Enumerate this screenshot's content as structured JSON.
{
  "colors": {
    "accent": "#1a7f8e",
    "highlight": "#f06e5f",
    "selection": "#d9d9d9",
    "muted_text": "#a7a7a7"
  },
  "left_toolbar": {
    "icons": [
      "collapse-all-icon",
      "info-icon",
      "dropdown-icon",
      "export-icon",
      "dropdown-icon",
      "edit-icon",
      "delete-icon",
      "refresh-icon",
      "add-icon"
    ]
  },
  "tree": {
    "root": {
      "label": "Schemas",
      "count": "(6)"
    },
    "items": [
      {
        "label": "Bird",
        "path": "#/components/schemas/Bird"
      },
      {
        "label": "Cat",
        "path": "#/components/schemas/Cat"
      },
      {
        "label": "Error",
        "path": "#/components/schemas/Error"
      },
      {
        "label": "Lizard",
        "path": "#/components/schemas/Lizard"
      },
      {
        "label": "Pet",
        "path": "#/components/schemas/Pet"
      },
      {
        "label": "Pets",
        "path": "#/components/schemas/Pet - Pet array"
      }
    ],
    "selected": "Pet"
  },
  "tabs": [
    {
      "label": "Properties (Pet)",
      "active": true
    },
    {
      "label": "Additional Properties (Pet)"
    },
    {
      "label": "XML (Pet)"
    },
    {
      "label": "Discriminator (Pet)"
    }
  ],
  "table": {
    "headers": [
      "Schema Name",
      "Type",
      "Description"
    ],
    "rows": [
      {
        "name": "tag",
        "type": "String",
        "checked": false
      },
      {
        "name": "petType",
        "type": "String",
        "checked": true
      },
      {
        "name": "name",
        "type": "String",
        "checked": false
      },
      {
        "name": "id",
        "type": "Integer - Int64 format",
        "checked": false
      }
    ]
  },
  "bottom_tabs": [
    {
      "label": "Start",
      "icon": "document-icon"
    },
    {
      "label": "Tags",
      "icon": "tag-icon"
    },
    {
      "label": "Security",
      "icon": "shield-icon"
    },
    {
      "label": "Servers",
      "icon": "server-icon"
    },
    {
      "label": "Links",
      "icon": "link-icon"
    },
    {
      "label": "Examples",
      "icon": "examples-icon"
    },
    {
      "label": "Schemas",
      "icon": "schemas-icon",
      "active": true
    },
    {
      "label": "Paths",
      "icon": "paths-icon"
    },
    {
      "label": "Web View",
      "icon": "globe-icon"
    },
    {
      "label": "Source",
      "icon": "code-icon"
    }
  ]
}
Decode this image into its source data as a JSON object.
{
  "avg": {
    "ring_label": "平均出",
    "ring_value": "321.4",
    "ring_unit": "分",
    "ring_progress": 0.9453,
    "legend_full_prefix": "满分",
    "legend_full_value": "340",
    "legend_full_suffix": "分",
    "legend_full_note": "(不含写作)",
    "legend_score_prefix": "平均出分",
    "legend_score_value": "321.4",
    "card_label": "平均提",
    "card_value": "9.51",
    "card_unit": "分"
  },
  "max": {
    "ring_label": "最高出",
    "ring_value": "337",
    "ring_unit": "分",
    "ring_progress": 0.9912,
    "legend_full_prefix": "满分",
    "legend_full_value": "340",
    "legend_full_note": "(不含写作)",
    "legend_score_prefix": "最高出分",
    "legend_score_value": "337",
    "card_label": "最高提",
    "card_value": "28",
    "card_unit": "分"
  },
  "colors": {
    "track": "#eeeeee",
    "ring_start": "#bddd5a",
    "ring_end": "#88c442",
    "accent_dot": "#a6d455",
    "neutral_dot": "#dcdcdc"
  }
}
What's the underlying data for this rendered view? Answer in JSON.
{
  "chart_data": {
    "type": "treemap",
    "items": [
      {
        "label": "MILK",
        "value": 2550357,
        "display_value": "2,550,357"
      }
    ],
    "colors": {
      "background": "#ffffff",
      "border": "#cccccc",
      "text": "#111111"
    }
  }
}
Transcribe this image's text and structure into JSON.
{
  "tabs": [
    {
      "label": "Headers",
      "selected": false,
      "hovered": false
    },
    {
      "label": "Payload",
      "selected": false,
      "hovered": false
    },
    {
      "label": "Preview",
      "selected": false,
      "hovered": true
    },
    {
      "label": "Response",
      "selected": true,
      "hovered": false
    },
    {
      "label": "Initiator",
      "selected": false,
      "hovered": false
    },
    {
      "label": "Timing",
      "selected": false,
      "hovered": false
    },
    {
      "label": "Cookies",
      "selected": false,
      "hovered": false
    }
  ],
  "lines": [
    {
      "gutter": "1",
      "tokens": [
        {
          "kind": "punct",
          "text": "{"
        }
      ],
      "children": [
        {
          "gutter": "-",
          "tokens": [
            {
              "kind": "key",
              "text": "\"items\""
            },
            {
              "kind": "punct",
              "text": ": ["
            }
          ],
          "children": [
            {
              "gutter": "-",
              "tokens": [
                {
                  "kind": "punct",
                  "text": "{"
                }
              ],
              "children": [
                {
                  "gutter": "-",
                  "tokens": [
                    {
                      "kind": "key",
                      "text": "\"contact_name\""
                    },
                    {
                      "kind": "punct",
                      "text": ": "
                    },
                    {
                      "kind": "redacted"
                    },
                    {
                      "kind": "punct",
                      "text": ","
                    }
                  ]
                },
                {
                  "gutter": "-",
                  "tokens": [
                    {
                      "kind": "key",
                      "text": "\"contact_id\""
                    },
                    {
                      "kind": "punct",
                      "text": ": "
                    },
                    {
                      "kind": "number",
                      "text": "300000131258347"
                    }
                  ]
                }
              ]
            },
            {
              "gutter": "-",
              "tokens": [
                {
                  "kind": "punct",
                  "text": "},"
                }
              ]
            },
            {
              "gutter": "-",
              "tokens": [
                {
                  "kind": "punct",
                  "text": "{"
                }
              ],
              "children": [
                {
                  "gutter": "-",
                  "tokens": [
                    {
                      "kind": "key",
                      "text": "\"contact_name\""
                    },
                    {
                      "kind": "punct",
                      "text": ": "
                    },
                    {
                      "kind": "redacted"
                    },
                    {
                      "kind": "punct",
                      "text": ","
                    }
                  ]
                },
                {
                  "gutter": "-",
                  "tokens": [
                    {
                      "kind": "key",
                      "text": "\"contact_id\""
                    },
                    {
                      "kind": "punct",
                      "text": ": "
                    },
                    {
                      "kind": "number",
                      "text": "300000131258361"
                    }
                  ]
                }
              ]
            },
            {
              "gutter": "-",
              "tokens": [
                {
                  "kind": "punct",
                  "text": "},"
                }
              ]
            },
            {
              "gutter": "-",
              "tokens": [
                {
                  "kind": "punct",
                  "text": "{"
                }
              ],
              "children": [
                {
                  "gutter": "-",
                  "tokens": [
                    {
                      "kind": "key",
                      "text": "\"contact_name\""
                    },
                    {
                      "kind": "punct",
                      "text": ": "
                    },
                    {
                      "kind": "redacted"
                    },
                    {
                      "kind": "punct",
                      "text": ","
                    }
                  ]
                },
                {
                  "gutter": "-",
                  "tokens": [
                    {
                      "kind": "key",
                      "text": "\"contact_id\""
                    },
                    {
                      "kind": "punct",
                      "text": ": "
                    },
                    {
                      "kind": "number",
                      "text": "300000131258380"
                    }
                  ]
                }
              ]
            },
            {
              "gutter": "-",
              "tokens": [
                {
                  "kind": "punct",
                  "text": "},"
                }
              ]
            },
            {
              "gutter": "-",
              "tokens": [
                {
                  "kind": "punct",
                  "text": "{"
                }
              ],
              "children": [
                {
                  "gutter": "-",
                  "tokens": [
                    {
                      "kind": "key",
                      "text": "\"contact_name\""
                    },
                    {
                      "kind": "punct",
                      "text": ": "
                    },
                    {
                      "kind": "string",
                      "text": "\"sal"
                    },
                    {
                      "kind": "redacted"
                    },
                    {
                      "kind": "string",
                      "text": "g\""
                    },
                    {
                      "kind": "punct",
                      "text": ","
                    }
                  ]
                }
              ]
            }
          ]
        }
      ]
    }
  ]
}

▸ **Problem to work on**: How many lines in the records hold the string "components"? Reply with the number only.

▸ **Task result**: 6